Taking Imperfect Action
In starting out the new year, one of the things that I keep coming back to is needing to take action. But one of the things that prevents me from taking action is that I know my actions will not be perfect. Perfect?
Exactly. It may be a trait from my previous life as a software engineer but I always had a problem when my team wanted to release a product when I knew it was not yet perfect. I had to learn that taking action, even taking IMPERFECT action, was a better course to take that waiting until it was “perfect“, and primarily because we all know it would NEVER be perfect.
Look at the examples in the world today. Remember all the hubbub about the iPhone5 antenna issues? Do you have any idea of how much revenue Apple would have lost if they had waited to correct that issue before releasing the almost-ready product? We are talking about at least a 7 digit number here. Or another very classic example is Microsoft with the many releases of Windows. Was Windows perfect in any of those releases? Absolutely not but it was stable enough for Microsoft to release it, make millions of dollars on it, and send out regular updates to fix things that perhaps COULD have been fixed before they even released it … at the cost of losing out on millions of dollars worth of sales. If Microsoft had waited until the software was “perfect”, I am sure we would all be running Linux with Open Office today.
But do you see where I’m going with this? Delaying taking action because it’s not perfect and continuing to add more bells and whistles to it is preventing you from getting your product or advertisement out there to the masses, where it can start paying for itself, and you can still continue to enhance it and make changes to it.
Have you ever heard of “feature creep”? It’s an insidious ailment that many software engineers develop over time, a kissin’ cousin to the Frankenstein Complex. It’s where you get to a point in the product development when all you had planned to do it working well and as it should be, but then you get to thinking “wouldn’t it be cool if it could also do this”, and so you DELAY its implementation while you add that new feature. Then that gets completed, and another thought comes to you, and the process repeats.

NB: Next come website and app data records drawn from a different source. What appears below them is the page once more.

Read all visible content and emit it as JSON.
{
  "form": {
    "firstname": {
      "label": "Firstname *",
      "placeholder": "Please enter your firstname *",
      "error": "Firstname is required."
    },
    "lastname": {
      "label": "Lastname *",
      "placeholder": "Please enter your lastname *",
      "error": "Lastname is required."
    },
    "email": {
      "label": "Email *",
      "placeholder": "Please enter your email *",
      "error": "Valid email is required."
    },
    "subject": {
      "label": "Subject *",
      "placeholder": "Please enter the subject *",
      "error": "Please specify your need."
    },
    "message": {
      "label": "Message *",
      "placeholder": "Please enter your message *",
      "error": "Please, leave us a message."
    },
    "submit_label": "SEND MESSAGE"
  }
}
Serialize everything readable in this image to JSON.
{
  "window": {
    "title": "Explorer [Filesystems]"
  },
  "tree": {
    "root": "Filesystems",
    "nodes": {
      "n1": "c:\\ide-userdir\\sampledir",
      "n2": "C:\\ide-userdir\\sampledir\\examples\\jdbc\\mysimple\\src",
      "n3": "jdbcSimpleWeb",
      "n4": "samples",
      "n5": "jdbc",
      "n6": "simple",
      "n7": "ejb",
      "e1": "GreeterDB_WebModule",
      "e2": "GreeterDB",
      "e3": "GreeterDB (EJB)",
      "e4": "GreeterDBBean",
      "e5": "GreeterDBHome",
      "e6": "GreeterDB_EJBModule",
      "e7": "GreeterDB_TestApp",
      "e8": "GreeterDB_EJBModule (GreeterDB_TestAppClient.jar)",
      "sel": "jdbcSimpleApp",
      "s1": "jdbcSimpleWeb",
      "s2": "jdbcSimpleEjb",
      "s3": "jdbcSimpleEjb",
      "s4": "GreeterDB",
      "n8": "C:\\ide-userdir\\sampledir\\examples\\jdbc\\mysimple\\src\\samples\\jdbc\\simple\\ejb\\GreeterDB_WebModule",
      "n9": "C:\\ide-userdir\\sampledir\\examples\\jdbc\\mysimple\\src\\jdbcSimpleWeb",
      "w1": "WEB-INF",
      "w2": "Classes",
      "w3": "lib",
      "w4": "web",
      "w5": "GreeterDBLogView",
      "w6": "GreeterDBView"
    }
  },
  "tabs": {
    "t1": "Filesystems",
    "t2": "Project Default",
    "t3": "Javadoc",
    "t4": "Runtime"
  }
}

Let me give you a real example from my previous life. I was working for this major multinational computer company (DEC) and was given the opportunity to create some software for a major conference — about 50,000 people from all across Europe to attend this conference in Cannes France. Yes, that summer I lived in London (Reading) England for 1 week teaching a computer course, then lived in Geneva Switzerland for 6 weeks and in Cannes for 5 weeks to create this software. It was a mid 80’s version of a social media thing, where each attendee had an account, and could sign in from anywhere at the show to get information, make dinner reservations, email his colleagues, etc.
So I got it completed but then Feature Creep came in … gee, this is being held in France, so let’s make it so the attendee can push a button and all the menus and information is shown in French. Kind of obvious, right? So I did that. But then I thought about the German contingents where a lot of German customers were coming, so I added another button to display everything in German. But then not wanting to offend other countries, I kept adding and adding, where the final deployed version of it could switch from English to any one of 12 other European languages. It was my masterpiece but that insidious feature creep almost made it a non-reality at all!
Thankfully, even with the huge amount of Feature Creep, it was completed less than 48 hours prior to the opening of the conference, and it worked well.
Perfection Is The Enemy Of Success
If you wait for “perfection” before you actually deploy something, you are doomed. Seriously. Yes there are some necessary things you need to know as “basics” before you deploy something — for example, if you embark on a PPC (Pay Per Click) campaign with Google before you understand how PPC really works, you can lose your shirt overnight. (Voice of experience there). But once you have a basic understanding of what you are going to do and make sure there is an excellent ROI (Return On Investment), whether that investment is dollars and/or time and effort, then just DO IT. Don’t spend weeks wondering if you should phrase your ad differently or use a better adjective in your content, or use a 24 point headline in blue instead of a 20 point headline in red, or use another comma here, etc, etc, just DO IT and make adjustments as necessary as you go along.
The benefit of taking the “take imperfect action” approach is that you are actually then IN THE GAME. Maybe you’re not PERFECTLY in the game, but you’re in it nonetheless, and that beats sitting on the bench, NOT being in the game, striving for perfection, every time and any day of the week. Just ask Joe Kavarski. Oh, you don’t know Joe? Me neither, because he is still perfecting his advertising campaign strategy and has deployed NOTHING to date….
Become My VAR Partner
Just today I got authorization to switch you to become my VAR partner instead of a Cognigen or Commission River lead agent. I do not yet have all the details as to how that will work but I can say that doing so would be, in my humble opinion, a better option for you going forward, if you are planning to continue creating leads. If you ARE interested in this, please just shoot me a quick email with a “yea verily” or something to that effect (and include your agent ID, as I don’t have a good way to go from your name to your agent ID) so I can gauge interest in doing this for you. Details to follow as soon as I have them.